I was ten years old in 1966.


            But I loved them anyway.  Well, I loved Davy anyway.  The Boys in the Band, as it should be in all good Boy Bands, were different types, chosen to appeal to different types of girls.  To me, Micky was a little too antic and weird; Peter too goofy; Mike too cerebral and, I suspected, probably bald under his pompom hat. 


            But Davy!  True, he was short.  But he’d been a jockey!  And he’d been on Broadway!  He was so natural and winning.  He could dance.  And he was beautiful – sleek, shiny hair; big, brown eyes; straight, white teeth – and that grin!  I looked deeply into his photos and believed he looked straight at me, saw me, and approved.  His grin said, “Come on!  Come with me, and we’ll have fun!”  He sang “Daydream Believer” to me.

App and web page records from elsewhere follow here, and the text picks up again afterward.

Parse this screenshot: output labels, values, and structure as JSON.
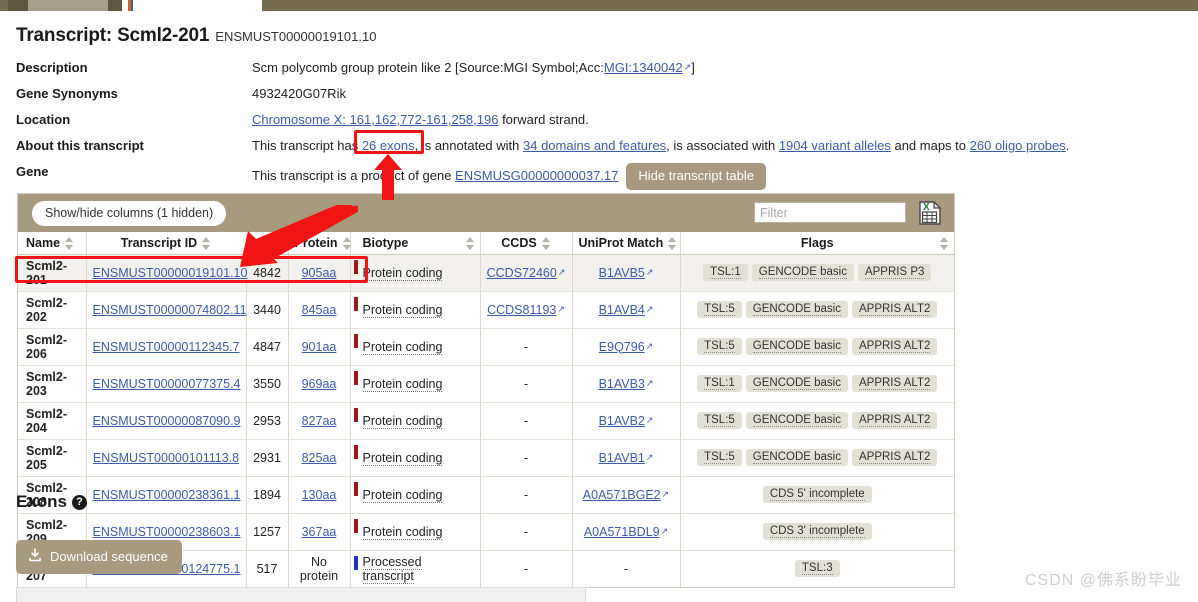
{
  "page": {
    "title_prefix": "Transcript: Scml2-201",
    "accession": "ENSMUST00000019101.10"
  },
  "summary": {
    "rows": [
      {
        "label": "Description",
        "value": "Scm polycomb group protein like 2 [Source:MGI Symbol;Acc:",
        "link": "MGI:1340042",
        "suffix": "]"
      },
      {
        "label": "Gene Synonyms",
        "value": "4932420G07Rik"
      },
      {
        "label": "Location",
        "location_link": "Chromosome X: 161,162,772-161,258,196",
        "location_suffix": " forward strand."
      },
      {
        "label": "About this transcript",
        "t1": "This transcript has ",
        "exons_link": "26 exons",
        "t2": ", is annotated with ",
        "domains_link": "34 domains and features",
        "t3": ", is associated with ",
        "alleles_link": "1904 variant alleles",
        "t4": " and maps to ",
        "probes_link": "260 oligo probes",
        "t5": "."
      },
      {
        "label": "Gene",
        "g1": "This transcript is a product of gene ",
        "gene_link": "ENSMUSG00000000037.17",
        "hide_button": "Hide transcript table"
      }
    ]
  },
  "transcript_table": {
    "show_hide_columns": "Show/hide columns (1 hidden)",
    "filter_placeholder": "Filter",
    "filter_value": "",
    "export_icon": "excel-export-icon",
    "columns": [
      "Name",
      "Transcript ID",
      "bp",
      "Protein",
      "Biotype",
      "CCDS",
      "UniProt Match",
      "Flags"
    ],
    "rows": [
      {
        "name": "Scml2-201",
        "transcript_id": "ENSMUST00000019101.10",
        "bp": "4842",
        "protein": "905aa",
        "biotype": "Protein coding",
        "biotype_color": "#9e1818",
        "ccds": "CCDS72460",
        "ccds_link": true,
        "uniprot": "B1AVB5",
        "uniprot_link": true,
        "flags": [
          "TSL:1",
          "GENCODE basic",
          "APPRIS P3"
        ],
        "highlighted": true
      },
      {
        "name": "Scml2-202",
        "transcript_id": "ENSMUST00000074802.11",
        "bp": "3440",
        "protein": "845aa",
        "biotype": "Protein coding",
        "biotype_color": "#9e1818",
        "ccds": "CCDS81193",
        "ccds_link": true,
        "uniprot": "B1AVB4",
        "uniprot_link": true,
        "flags": [
          "TSL:5",
          "GENCODE basic",
          "APPRIS ALT2"
        ],
        "highlighted": false
      },
      {
        "name": "Scml2-206",
        "transcript_id": "ENSMUST00000112345.7",
        "bp": "4847",
        "protein": "901aa",
        "biotype": "Protein coding",
        "biotype_color": "#9e1818",
        "ccds": "-",
        "ccds_link": false,
        "uniprot": "E9Q796",
        "uniprot_link": true,
        "flags": [
          "TSL:5",
          "GENCODE basic",
          "APPRIS ALT2"
        ],
        "highlighted": false
      },
      {
        "name": "Scml2-203",
        "transcript_id": "ENSMUST00000077375.4",
        "bp": "3550",
        "protein": "969aa",
        "biotype": "Protein coding",
        "biotype_color": "#9e1818",
        "ccds": "-",
        "ccds_link": false,
        "uniprot": "B1AVB3",
        "uniprot_link": true,
        "flags": [
          "TSL:1",
          "GENCODE basic",
          "APPRIS ALT2"
        ],
        "highlighted": false
      },
      {
        "name": "Scml2-204",
        "transcript_id": "ENSMUST00000087090.9",
        "bp": "2953",
        "protein": "827aa",
        "biotype": "Protein coding",
        "biotype_color": "#9e1818",
        "ccds": "-",
        "ccds_link": false,
        "uniprot": "B1AVB2",
        "uniprot_link": true,
        "flags": [
          "TSL:5",
          "GENCODE basic",
          "APPRIS ALT2"
        ],
        "highlighted": false
      },
      {
        "name": "Scml2-205",
        "transcript_id": "ENSMUST00000101113.8",
        "bp": "2931",
        "protein": "825aa",
        "biotype": "Protein coding",
        "biotype_color": "#9e1818",
        "ccds": "-",
        "ccds_link": false,
        "uniprot": "B1AVB1",
        "uniprot_link": true,
        "flags": [
          "TSL:5",
          "GENCODE basic",
          "APPRIS ALT2"
        ],
        "highlighted": false
      },
      {
        "name": "Scml2-208",
        "transcript_id": "ENSMUST00000238361.1",
        "bp": "1894",
        "protein": "130aa",
        "biotype": "Protein coding",
        "biotype_color": "#9e1818",
        "ccds": "-",
        "ccds_link": false,
        "uniprot": "A0A571BGE2",
        "uniprot_link": true,
        "flags": [
          "CDS 5' incomplete"
        ],
        "highlighted": false
      },
      {
        "name": "Scml2-209",
        "transcript_id": "ENSMUST00000238603.1",
        "bp": "1257",
        "protein": "367aa",
        "biotype": "Protein coding",
        "biotype_color": "#9e1818",
        "ccds": "-",
        "ccds_link": false,
        "uniprot": "A0A571BDL9",
        "uniprot_link": true,
        "flags": [
          "CDS 3' incomplete"
        ],
        "highlighted": false
      },
      {
        "name": "Scml2-207",
        "transcript_id": "ENSMUST00000124775.1",
        "bp": "517",
        "protein": "No protein",
        "protein_link": false,
        "biotype": "Processed transcript",
        "biotype_color": "#2233cc",
        "ccds": "-",
        "ccds_link": false,
        "uniprot": "-",
        "uniprot_link": false,
        "flags": [
          "TSL:3"
        ],
        "highlighted": false
      }
    ]
  },
  "exons_section": {
    "heading": "Exons",
    "help_icon": "question-mark-icon",
    "download_label": "Download sequence",
    "download_icon": "download-icon"
  },
  "watermark": "CSDN @佛系盼毕业",
  "colors": {
    "tan": "#a79a7f",
    "dark_olive": "#756c52",
    "link": "#3b5ca8",
    "annotation_red": "#f01414",
    "highlight_row": "#f3f1ed",
    "chip": "#e3e0d6"
  }
}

            Sparky doesn’t understand my broken heart.  When I tried to explain it to him and ended up crying a little in bed, he said, “Robin, there’s life after the Monkees.”  I’m not sure what that means.  For Davy?  Or for me?


            It’s different for guys; they don’t have Girl Bands.  And if they did, their experience would be different than it is for girls and their Boy Bands.  For one thing, I’m sure (and I say this with deep love and affection, but we all know what boys want) their experience would be all about the potential sex; whereas, for girls, the connection is much broader and more profound.  Well, there’s sex in it for girls, too, but a more chaste love of kissing and feeling and stopping at the brink.  Because it’s love, not sex!


            There’s a lot of learning involved in loving a Boy from a Band.  We girls size up each of the Boys and try them on to see how they fit or if we need to make alterations, usually to ourselves.  Mick Jagger – what kind of girl would I have to be to love and be loved by someone so surly and dangerous?  Or by someone as pretty as Paul, antic as Micky, cerebral as Mike or spiritual as George?  The answer is:  Whatever he wants. 


And what is it about the surliness, danger, looks, nuttiness, or spirituality that I could love?  The answer is:  Everything.  We throw ourselves into our love; we practice unconditional, pure adoration.  We sort through the Boys’ qualities and choose or discard the ones we want to find in real life and then love fiercely, with hearts on fire.  We prepare ourselves for what it takes to love our real boyfriends and husbands.  (As a teenager, I was a John girl, by the way – I loved his danger tempered with vulnerability and sweetness.)


With Davy, there was sweetness and humor and fun.  He wasn’t dangerous – in fact, he could probably come over to your house, charm your mother, and talk sports with your father (I believed this about him long before the Brady Bunch episode).  It was the prospect of laughter and fun that made my restless heart melt – even at ten years old. 


Now, at his death, he was almost totally out of the limelight, and I really had forgotten him, for the most part, except when I fire up the turntable and play record after record when I’m feeling sad and restless, but I am shaken by his death.  Not only by the fact that he was 66 (and what that says about my own age) and, realistically, getting to the age when death could happen any time, but also by the sheer number of years that have flown by (sorry – cliché) since I loved him so ardently. 


I loved Davy when both of us were beautiful and powerful, when I thought my beauty and power would last forever, and I believed they were enough to make any boy love me.  I loved him before I knew that love, so shiny and energizing, could tarnish and hold disappointment and sadness, before the loss of beauty and power. 


Yes, Sparky, there is life after the Monkees – many, many years of good, well-lived, well-loved life for both Davy and me.  But his death takes me back, just for a little while, to the burning love I felt for someone who didn’t know I existed, and which taught me so much about burning, real-life love.